The NSW Government has published the Public Health (COVID-19 Gatherings) Order (No 2) 2020 (see page 9 of the linked PDF) to give effect to the decisions of the National Cabinet announced on the evening of 24 March 2020 further restricting gatherings considered by the National Cabinet to give rise to a risk of transmission of COVID-19 (so-called “places of social gathering”).
The NSW Government has made the Public Health (COVID-19 Self-Isolation) Order 2020, which comes into effect on 26 March 2020.
This Ministerial direction provides that a person diagnosed with COVID-19 must immediately travel to a residence or place that has been determined to be suitable for the person to reside in, or to a hospital for assessment (and from there to a suitable place for the person to rised in). The person must reside there until medically cleared.
While residing at the residence or place under a direction under this Order, the diagnosed person must not leave the residence or place except for the purposes of obtaining medical care or medical supplies, or in any other emergency situation, or permit any other person to enter the residence or place unless that other person usually lives at the residence or place or the other person is also complying with a direction under this Order, or the entry is for medical or emergency purposes, or the entry is to a place (other than a residence) for the purpose of delivering food or essential items.

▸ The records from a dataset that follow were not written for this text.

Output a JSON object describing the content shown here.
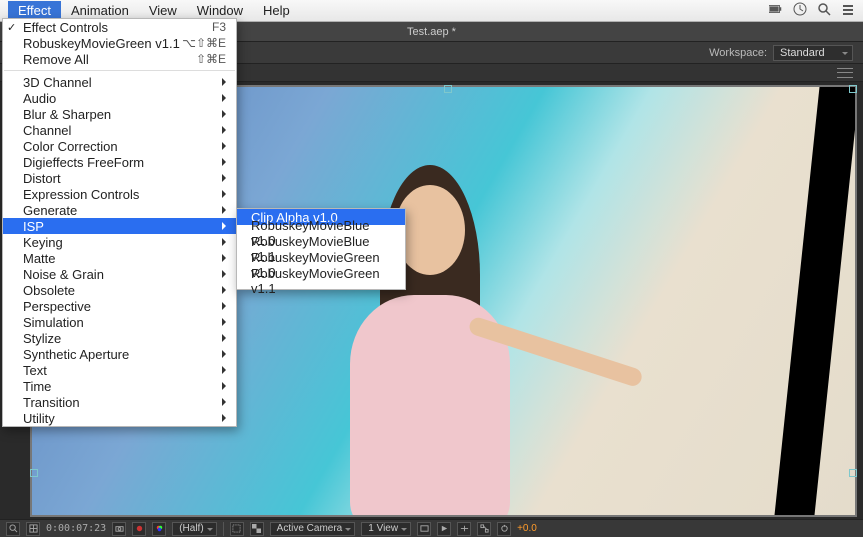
{
  "menubar": {
    "items": [
      "Effect",
      "Animation",
      "View",
      "Window",
      "Help"
    ],
    "selected": "Effect"
  },
  "titlebar": {
    "title": "Test.aep *"
  },
  "workspace": {
    "label": "Workspace:",
    "value": "Standard"
  },
  "effect_menu": {
    "top": [
      {
        "label": "Effect Controls",
        "shortcut": "F3",
        "checked": true
      },
      {
        "label": "RobuskeyMovieGreen v1.1",
        "shortcut": "⌥⇧⌘E"
      },
      {
        "label": "Remove All",
        "shortcut": "⇧⌘E"
      }
    ],
    "categories": [
      "3D Channel",
      "Audio",
      "Blur & Sharpen",
      "Channel",
      "Color Correction",
      "Digieffects FreeForm",
      "Distort",
      "Expression Controls",
      "Generate",
      "ISP",
      "Keying",
      "Matte",
      "Noise & Grain",
      "Obsolete",
      "Perspective",
      "Simulation",
      "Stylize",
      "Synthetic Aperture",
      "Text",
      "Time",
      "Transition",
      "Utility"
    ],
    "highlighted": "ISP"
  },
  "isp_submenu": {
    "items": [
      "Clip Alpha v1.0",
      "RobuskeyMovieBlue v1.0",
      "RobuskeyMovieBlue v1.1",
      "RobuskeyMovieGreen v1.0",
      "RobuskeyMovieGreen v1.1"
    ],
    "highlighted": "Clip Alpha v1.0"
  },
  "footer": {
    "timecode": "0:00:07:23",
    "resolution": "(Half)",
    "camera": "Active Camera",
    "views": "1 View",
    "exposure": "+0.0"
  }
}
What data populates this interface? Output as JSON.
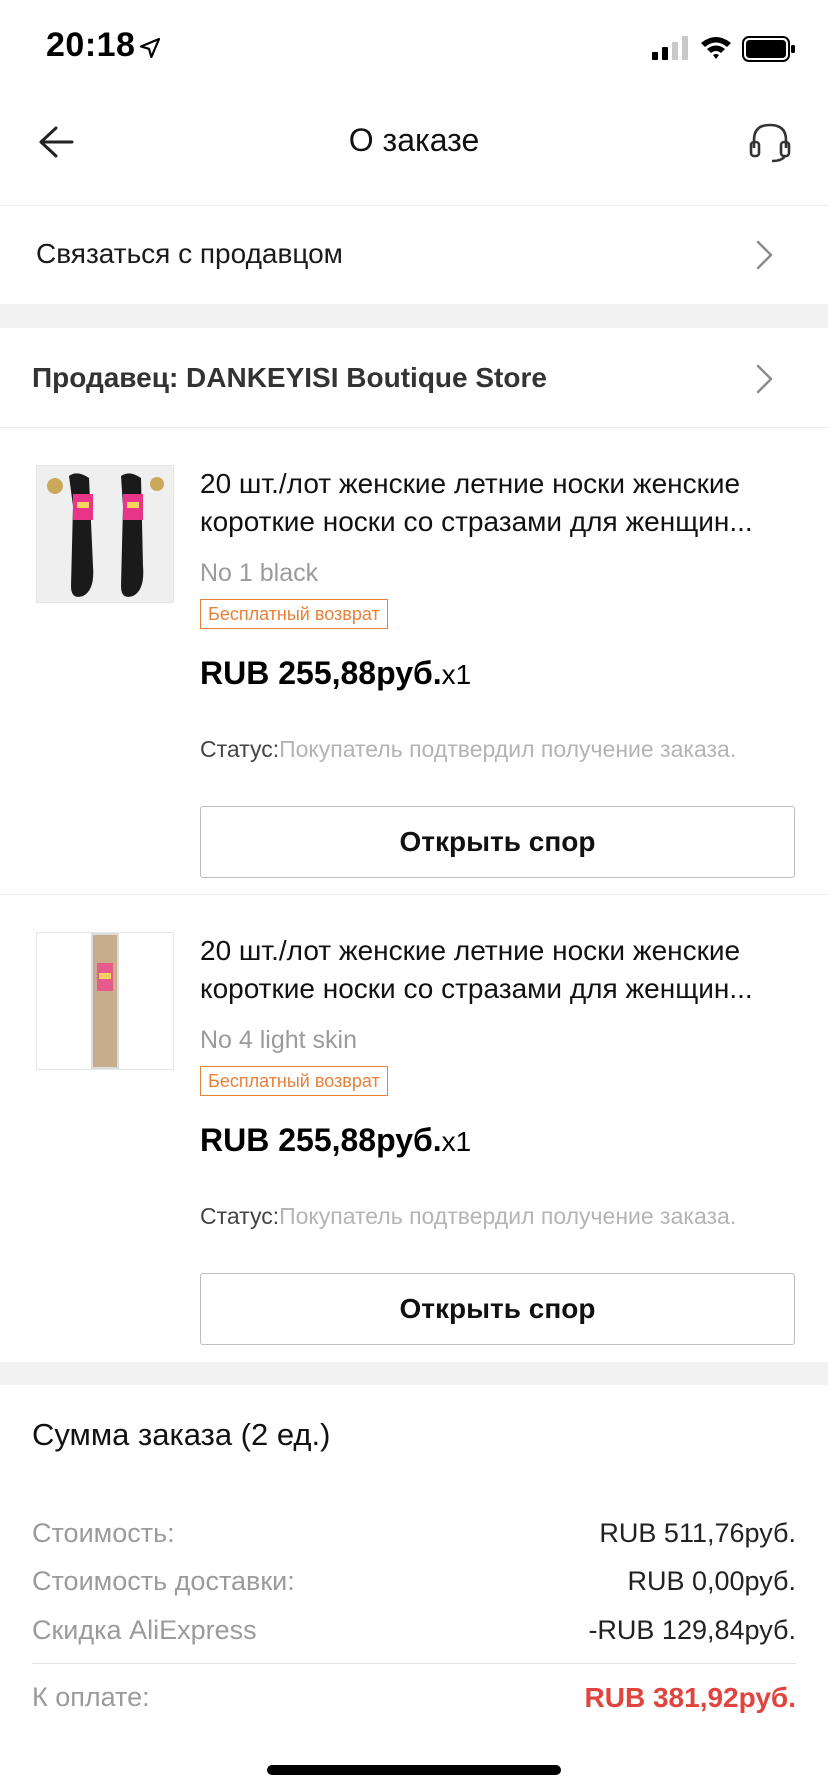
{
  "status_bar": {
    "time": "20:18",
    "icons": [
      "location-arrow-icon",
      "cellular-signal-icon",
      "wifi-icon",
      "battery-icon"
    ]
  },
  "nav": {
    "title": "О заказе",
    "back_icon": "arrow-left-icon",
    "support_icon": "headset-icon"
  },
  "contact_seller": {
    "label": "Связаться с продавцом"
  },
  "seller": {
    "label": "Продавец: DANKEYISI Boutique Store"
  },
  "items": [
    {
      "title_line1": "20 шт./лот женские летние носки женские",
      "title_line2": "короткие носки со стразами для женщин...",
      "variant": "No 1 black",
      "badge": "Бесплатный возврат",
      "price": "RUB 255,88руб.",
      "qty": "x1",
      "status_label": "Статус:",
      "status_value": "Покупатель подтвердил получение заказа.",
      "dispute_label": "Открыть спор"
    },
    {
      "title_line1": "20 шт./лот женские летние носки женские",
      "title_line2": "короткие носки со стразами для женщин...",
      "variant": "No 4 light skin",
      "badge": "Бесплатный возврат",
      "price": "RUB 255,88руб.",
      "qty": "x1",
      "status_label": "Статус:",
      "status_value": "Покупатель подтвердил получение заказа.",
      "dispute_label": "Открыть спор"
    }
  ],
  "summary": {
    "heading": "Сумма заказа (2 ед.)",
    "cost_label": "Стоимость:",
    "cost_value": "RUB 511,76руб.",
    "shipping_label": "Стоимость доставки:",
    "shipping_value": "RUB 0,00руб.",
    "discount_label": "Скидка AliExpress",
    "discount_value": "-RUB 129,84руб.",
    "total_label": "К оплате:",
    "total_value": "RUB 381,92руб."
  },
  "colors": {
    "accent_red": "#e1443e",
    "badge_orange": "#e7813a",
    "divider_gray": "#f2f2f2"
  }
}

The COVID-19 Legislation Amendment (Emergency Measures) Act 2020 No 1 was assented to today (25 March 2020). The Act amends numerous pieces of legislation. The amendments include:

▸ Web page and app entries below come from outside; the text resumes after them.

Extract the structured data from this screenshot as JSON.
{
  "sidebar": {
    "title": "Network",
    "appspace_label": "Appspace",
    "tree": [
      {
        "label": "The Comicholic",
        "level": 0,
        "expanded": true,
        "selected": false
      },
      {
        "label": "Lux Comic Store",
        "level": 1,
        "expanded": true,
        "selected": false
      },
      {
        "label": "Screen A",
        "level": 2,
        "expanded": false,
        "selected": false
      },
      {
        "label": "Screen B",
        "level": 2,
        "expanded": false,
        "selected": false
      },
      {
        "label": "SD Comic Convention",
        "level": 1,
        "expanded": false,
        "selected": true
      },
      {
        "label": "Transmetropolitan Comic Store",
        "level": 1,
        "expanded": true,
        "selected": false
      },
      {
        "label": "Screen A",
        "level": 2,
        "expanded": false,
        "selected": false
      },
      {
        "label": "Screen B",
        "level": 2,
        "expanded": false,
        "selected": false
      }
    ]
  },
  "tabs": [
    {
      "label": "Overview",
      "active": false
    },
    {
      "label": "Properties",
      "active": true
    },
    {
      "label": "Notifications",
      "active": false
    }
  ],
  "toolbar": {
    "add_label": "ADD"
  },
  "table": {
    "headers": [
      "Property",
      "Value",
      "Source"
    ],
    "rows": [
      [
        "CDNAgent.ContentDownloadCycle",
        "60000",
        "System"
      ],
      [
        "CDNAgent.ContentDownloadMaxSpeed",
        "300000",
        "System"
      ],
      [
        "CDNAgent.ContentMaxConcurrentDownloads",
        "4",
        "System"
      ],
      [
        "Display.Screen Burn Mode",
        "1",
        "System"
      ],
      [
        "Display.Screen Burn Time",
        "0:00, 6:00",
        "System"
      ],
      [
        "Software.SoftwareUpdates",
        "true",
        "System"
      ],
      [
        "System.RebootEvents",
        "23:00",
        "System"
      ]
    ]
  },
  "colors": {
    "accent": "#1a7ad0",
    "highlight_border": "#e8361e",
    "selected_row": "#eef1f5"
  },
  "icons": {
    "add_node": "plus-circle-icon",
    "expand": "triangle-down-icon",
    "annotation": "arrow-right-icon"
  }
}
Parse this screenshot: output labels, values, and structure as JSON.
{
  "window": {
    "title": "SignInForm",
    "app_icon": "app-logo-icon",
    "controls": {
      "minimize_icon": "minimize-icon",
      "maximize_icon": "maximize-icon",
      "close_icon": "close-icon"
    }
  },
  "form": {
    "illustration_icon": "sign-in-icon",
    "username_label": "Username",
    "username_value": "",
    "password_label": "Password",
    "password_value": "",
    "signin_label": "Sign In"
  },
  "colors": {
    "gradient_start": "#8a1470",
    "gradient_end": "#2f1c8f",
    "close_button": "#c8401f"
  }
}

Amendments to the Criminal Procedure Act 1986 to enable criminal trials to be conducted in an appropriate way during the COVID-19 pandemic, by enabling a witness in a trial to give evidence before the trial in a pre-recorded evidence hearing, the original evidence of a witness recorded in a trial to be used in a new trial, and a court to order a judge alone trial in certain circumstances.

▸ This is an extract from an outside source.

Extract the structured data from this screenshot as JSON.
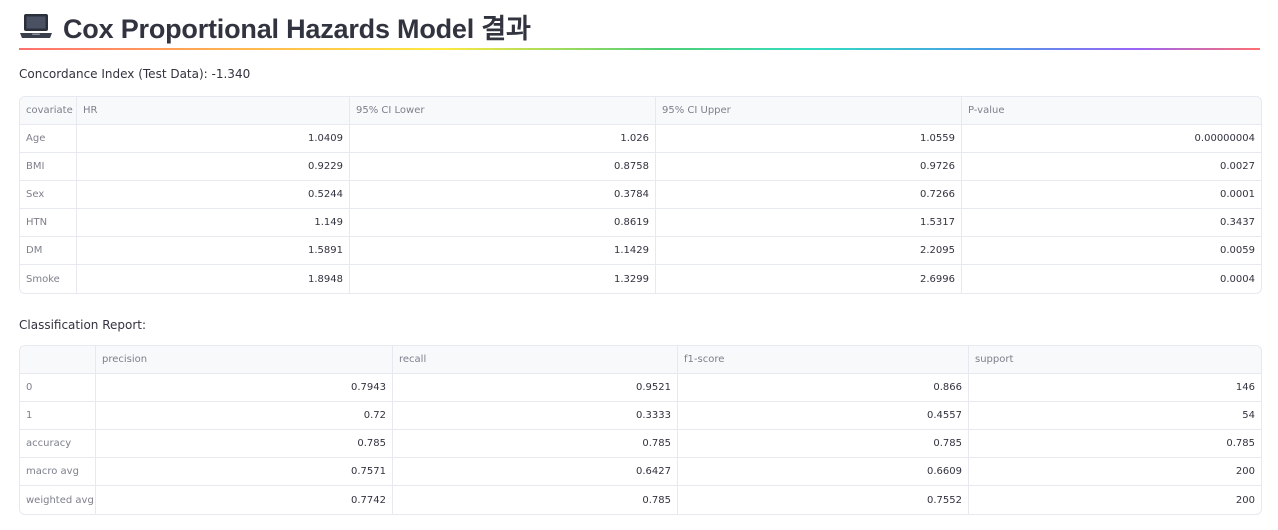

Regulations may be made under various specified Acts in relation to altered arrangements for criminal trial, pre-trial procedures, apprehended violence order proceedings, bail and sentencing and matters relating to the administration of sentences, for the purposes of responding to the COVID-19 pandemic. Regulations may only be made if Parliament is not sitting (or is not likely to sit within 2 weeks) and the arrangements provided by the regulations are in accordance with advice of the Minister for Health and Medical Research or the Chief Health Officer. The regulations are repealed after 6 months, unless earlier repealed by Parliament.
The proposed amendments to the Criminal Procedure Act 1986 are repealed 6 months after they commence, unless the regulations prescribe a later date for the repeal, not being more than 12 months after the amendments commence.
Amendments are also made to a number of Acts relating to detention facilities, enabling the relevant authority to prohibit person from entering or visiting the facility if satisfied that it is reasonably necessary to protect the health of an inmate, any other person or the public from the public health risk posed by the COVID-19 pandemic. There are also powers given to grant parole to certain inmates if satisfied that releasing the inmate on parole is reasonably necessary because of the risk to public health or to the good order and security of correctional premises arising from the COVID-19 pandemic.
Amendments are made to provide that a police officer is an authorised officer under the Public Health Act 2010 for the purposes of requiring a person suspected of contravening a provision of the Act to provide the person’s name and address, and for the purposes of issuing penalty notices. If a police officer suspects on reasonable grounds that the person is contravening a public health order relating to the COVID-19 pandemic, they have a power of arrest authorising them to return a person to their home or place of residence, or the place specified in a public health order that the person has been ordered to reside.
The amendments enable a supermarket to open on Good Friday, Easter Sunday and Anzac Day in 2020, only if the supermarket is staffed only by persons who have freely elected to work on those days.